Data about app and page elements
^^^^

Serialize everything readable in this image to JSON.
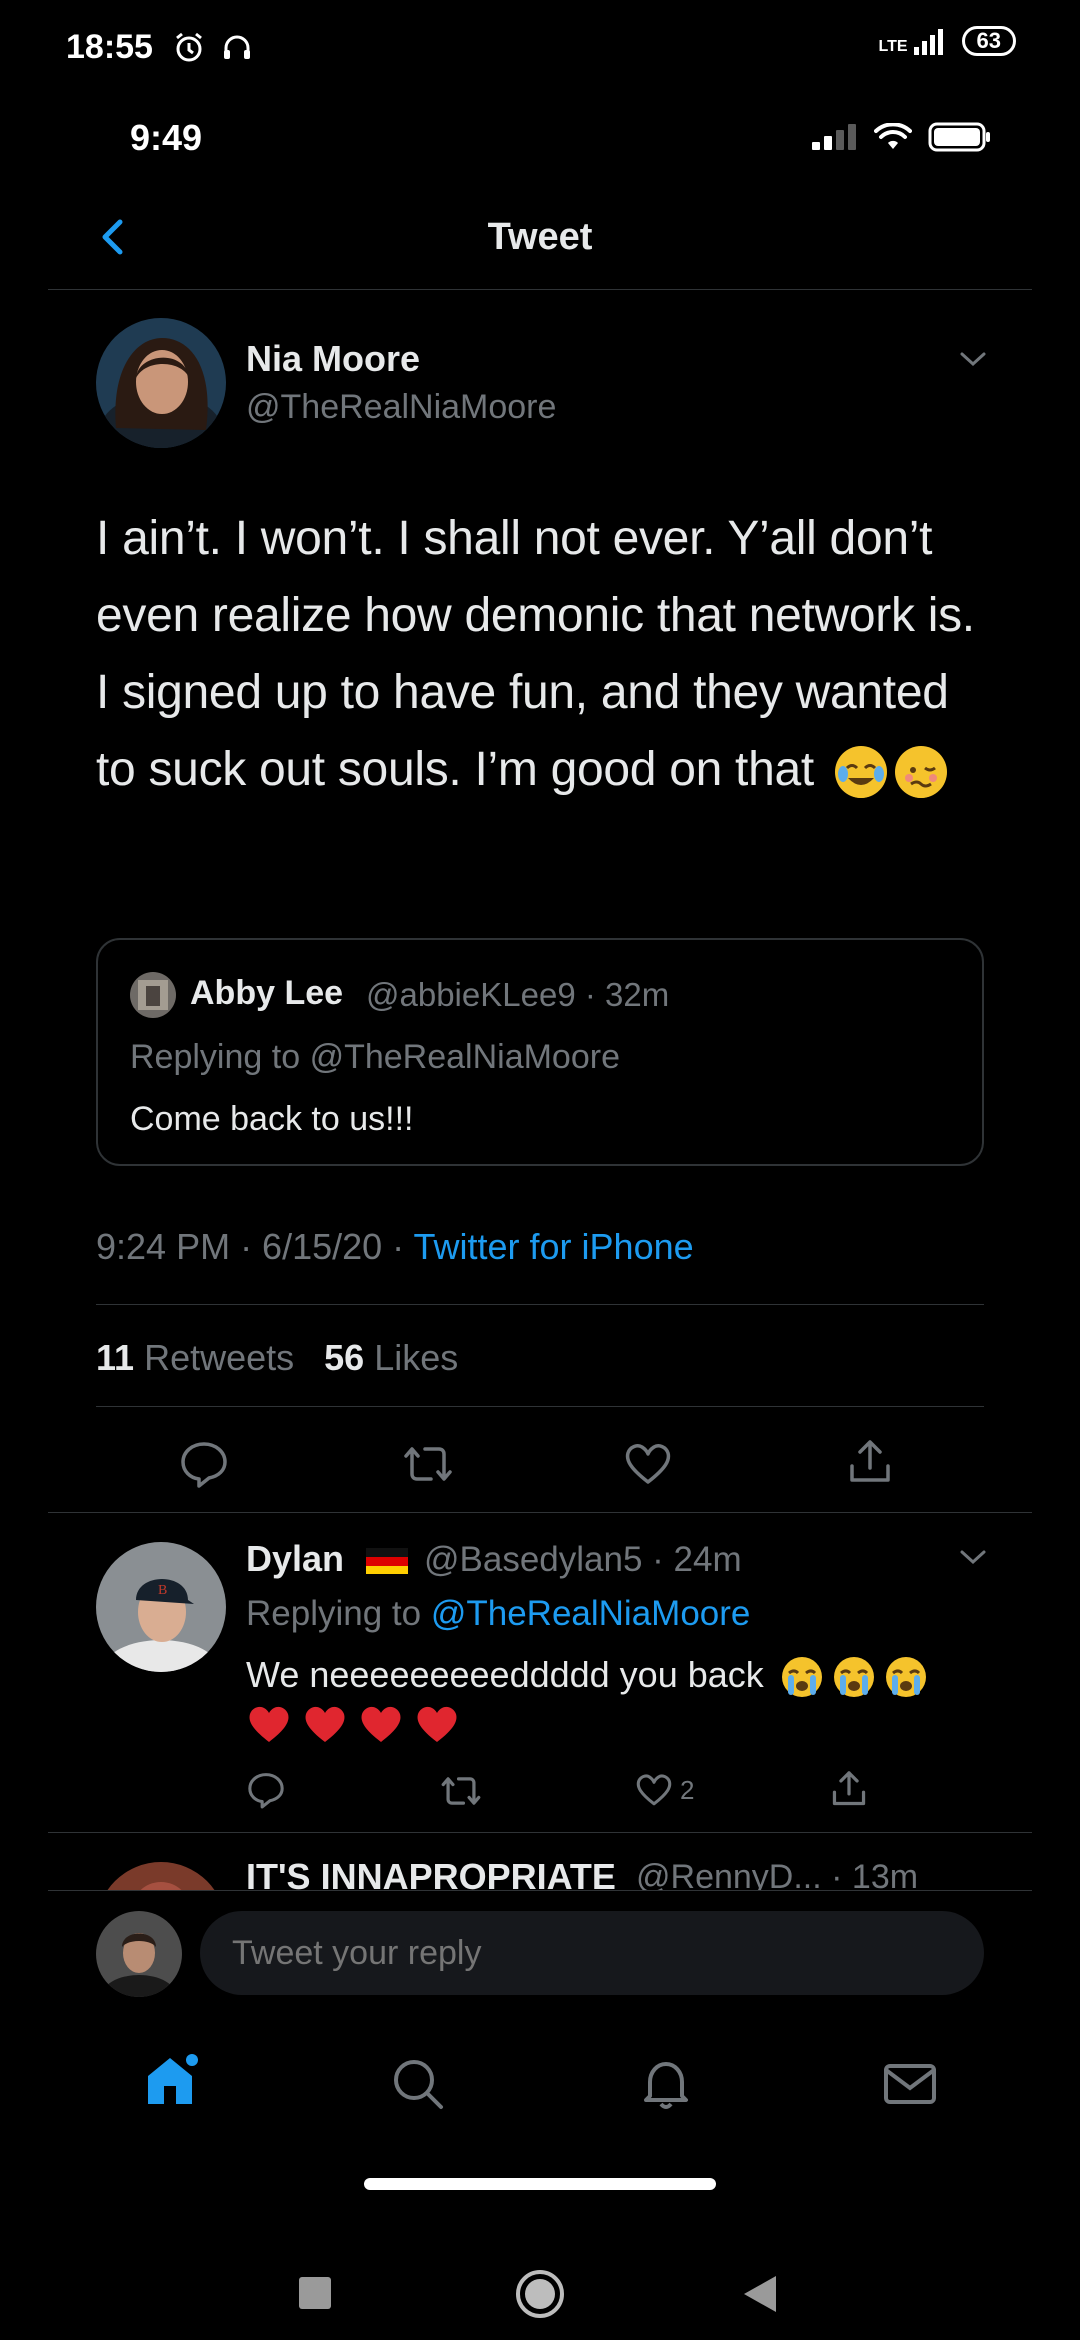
{
  "android_status": {
    "time": "18:55",
    "network": "LTE",
    "battery": "63"
  },
  "ios_status": {
    "time": "9:49"
  },
  "header": {
    "title": "Tweet"
  },
  "main_tweet": {
    "name": "Nia Moore",
    "handle": "@TheRealNiaMoore",
    "text": "I ain’t. I won’t. I shall not ever. Y’all don’t even realize how demonic that network is. I signed up to have fun, and they wanted to suck out souls. I’m good on that",
    "emojis": [
      "face-with-tears-of-joy",
      "woozy-face"
    ],
    "quote": {
      "name": "Abby Lee",
      "meta": "@abbieKLee9 · 32m",
      "replying_prefix": "Replying to",
      "replying_handle": "@TheRealNiaMoore",
      "text": "Come back to us!!!"
    },
    "timestamp": "9:24 PM · 6/15/20 · ",
    "source": "Twitter for iPhone",
    "retweets_count": "11",
    "retweets_label": " Retweets",
    "likes_count": "56",
    "likes_label": " Likes"
  },
  "replies": [
    {
      "name": "Dylan",
      "flag": "germany-flag",
      "meta": "@Basedylan5 · 24m",
      "replying_prefix": "Replying to ",
      "replying_handle": "@TheRealNiaMoore",
      "text": "We neeeeeeeeeddddd you back",
      "like_count": "2"
    },
    {
      "name": "IT'S INNAPROPRIATE",
      "meta": "@RennyD... · 13m"
    }
  ],
  "compose": {
    "placeholder": "Tweet your reply"
  },
  "colors": {
    "accent": "#1d9bf0",
    "background": "#000000",
    "muted": "#71767b",
    "text": "#e7e9ea",
    "divider": "#2f3336"
  }
}
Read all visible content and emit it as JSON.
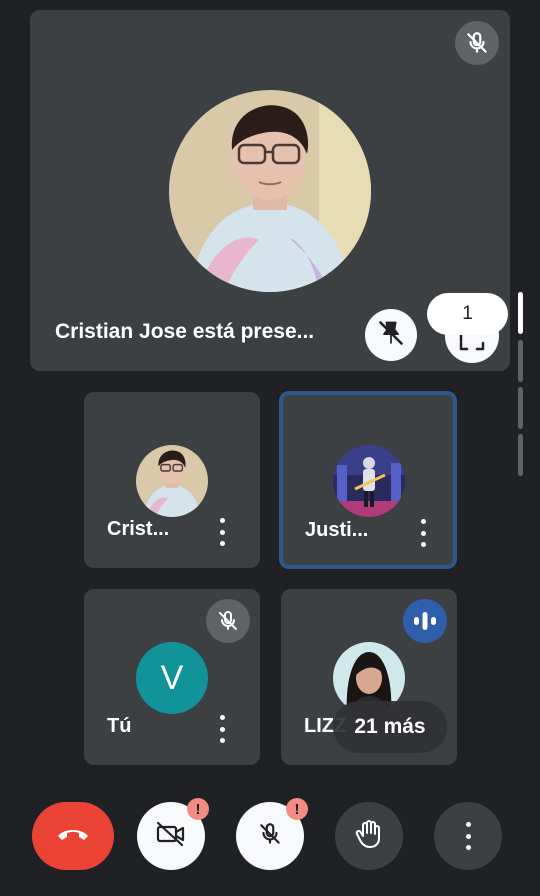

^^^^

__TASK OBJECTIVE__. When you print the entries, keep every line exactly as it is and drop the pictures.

__TASK RESPONSE__.
Serialize everything readable in this image to JSON.
{
  "android_status": {
    "time": "18:55",
    "network": "LTE",
    "battery": "63"
  },
  "ios_status": {
    "time": "9:49"
  },
  "header": {
    "title": "Tweet"
  },
  "main_tweet": {
    "name": "Nia Moore",
    "handle": "@TheRealNiaMoore",
    "text": "I ain’t. I won’t. I shall not ever. Y’all don’t even realize how demonic that network is. I signed up to have fun, and they wanted to suck out souls. I’m good on that",
    "emojis": [
      "face-with-tears-of-joy",
      "woozy-face"
    ],
    "quote": {
      "name": "Abby Lee",
      "meta": "@abbieKLee9 · 32m",
      "replying_prefix": "Replying to",
      "replying_handle": "@TheRealNiaMoore",
      "text": "Come back to us!!!"
    },
    "timestamp": "9:24 PM · 6/15/20 · ",
    "source": "Twitter for iPhone",
    "retweets_count": "11",
    "retweets_label": " Retweets",
    "likes_count": "56",
    "likes_label": " Likes"
  },
  "replies": [
    {
      "name": "Dylan",
      "flag": "germany-flag",
      "meta": "@Basedylan5 · 24m",
      "replying_prefix": "Replying to ",
      "replying_handle": "@TheRealNiaMoore",
      "text": "We neeeeeeeeeddddd you back",
      "like_count": "2"
    },
    {
      "name": "IT'S INNAPROPRIATE",
      "meta": "@RennyD... · 13m"
    }
  ],
  "compose": {
    "placeholder": "Tweet your reply"
  },
  "colors": {
    "accent": "#1d9bf0",
    "background": "#000000",
    "muted": "#71767b",
    "text": "#e7e9ea",
    "divider": "#2f3336"
  }
}
Read all visible content and emit it as JSON.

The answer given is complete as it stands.